(Input data)
▶

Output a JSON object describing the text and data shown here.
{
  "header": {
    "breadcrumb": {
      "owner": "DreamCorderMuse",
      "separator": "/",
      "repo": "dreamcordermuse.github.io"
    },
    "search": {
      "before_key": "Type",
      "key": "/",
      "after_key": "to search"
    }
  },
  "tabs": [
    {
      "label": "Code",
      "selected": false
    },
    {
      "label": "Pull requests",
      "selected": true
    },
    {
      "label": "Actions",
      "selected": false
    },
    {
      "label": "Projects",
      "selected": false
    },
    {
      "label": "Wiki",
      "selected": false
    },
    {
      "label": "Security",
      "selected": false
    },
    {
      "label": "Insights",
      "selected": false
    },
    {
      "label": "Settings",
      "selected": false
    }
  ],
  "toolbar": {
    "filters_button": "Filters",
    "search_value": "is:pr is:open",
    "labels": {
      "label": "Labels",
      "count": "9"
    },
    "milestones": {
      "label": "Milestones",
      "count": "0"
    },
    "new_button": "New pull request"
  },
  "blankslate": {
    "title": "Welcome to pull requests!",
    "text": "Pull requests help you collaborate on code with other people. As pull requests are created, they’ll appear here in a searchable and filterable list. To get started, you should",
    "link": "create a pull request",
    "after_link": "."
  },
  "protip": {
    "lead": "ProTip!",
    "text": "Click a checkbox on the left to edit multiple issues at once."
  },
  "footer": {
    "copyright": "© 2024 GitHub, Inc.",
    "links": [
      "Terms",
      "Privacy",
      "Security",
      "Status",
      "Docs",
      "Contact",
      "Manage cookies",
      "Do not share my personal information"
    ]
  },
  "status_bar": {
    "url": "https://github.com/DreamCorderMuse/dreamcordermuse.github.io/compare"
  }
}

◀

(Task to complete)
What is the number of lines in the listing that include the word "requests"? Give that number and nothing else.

(Your response)
3